- _WHAT YOU WILL DO_
The answer must consist of each line below that contains the word "background", copied in full.

- _WORKING DATA_
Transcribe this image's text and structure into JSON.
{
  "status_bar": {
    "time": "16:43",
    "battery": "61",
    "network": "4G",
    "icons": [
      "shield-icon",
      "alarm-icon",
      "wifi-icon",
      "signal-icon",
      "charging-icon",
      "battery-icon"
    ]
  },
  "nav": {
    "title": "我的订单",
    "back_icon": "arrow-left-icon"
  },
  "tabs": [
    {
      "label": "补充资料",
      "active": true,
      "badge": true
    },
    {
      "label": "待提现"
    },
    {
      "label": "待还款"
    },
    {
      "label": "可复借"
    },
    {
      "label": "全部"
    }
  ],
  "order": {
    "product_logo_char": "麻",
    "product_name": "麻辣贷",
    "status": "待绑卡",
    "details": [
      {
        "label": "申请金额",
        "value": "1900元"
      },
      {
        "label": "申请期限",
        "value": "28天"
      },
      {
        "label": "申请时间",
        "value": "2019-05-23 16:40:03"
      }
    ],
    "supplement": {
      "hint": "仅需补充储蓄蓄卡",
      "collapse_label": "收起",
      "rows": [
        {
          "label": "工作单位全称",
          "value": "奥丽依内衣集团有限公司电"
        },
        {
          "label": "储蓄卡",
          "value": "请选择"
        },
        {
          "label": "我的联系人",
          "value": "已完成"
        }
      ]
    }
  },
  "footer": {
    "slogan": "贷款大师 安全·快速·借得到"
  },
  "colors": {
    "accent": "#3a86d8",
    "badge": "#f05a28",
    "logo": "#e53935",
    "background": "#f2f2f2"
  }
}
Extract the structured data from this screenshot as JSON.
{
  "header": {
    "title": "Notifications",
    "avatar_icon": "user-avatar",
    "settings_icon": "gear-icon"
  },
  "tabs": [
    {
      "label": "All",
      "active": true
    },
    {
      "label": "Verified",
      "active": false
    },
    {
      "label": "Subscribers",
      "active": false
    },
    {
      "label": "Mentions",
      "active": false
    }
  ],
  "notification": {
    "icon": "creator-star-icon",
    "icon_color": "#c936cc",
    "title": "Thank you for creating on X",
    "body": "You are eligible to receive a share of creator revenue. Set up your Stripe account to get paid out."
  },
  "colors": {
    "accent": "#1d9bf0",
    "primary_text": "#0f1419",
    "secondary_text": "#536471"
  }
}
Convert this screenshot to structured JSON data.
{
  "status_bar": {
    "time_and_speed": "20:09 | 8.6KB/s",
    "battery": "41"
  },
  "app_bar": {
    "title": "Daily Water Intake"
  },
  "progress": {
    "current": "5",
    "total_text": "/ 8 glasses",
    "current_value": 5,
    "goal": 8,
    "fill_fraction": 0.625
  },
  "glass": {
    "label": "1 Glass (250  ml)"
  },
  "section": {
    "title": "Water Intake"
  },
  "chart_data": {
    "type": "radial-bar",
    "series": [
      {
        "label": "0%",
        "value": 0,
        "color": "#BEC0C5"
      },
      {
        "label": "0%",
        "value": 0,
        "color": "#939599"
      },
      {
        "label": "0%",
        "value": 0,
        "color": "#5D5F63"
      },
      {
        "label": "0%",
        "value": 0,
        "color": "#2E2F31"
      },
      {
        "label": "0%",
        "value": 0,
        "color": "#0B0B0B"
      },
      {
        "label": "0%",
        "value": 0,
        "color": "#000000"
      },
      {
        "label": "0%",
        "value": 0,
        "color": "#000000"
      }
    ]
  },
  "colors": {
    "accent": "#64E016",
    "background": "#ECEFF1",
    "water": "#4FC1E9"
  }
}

- _FINISHED EXERCISE_
    "background": "#f2f2f2"
    "background": "#ECEFF1",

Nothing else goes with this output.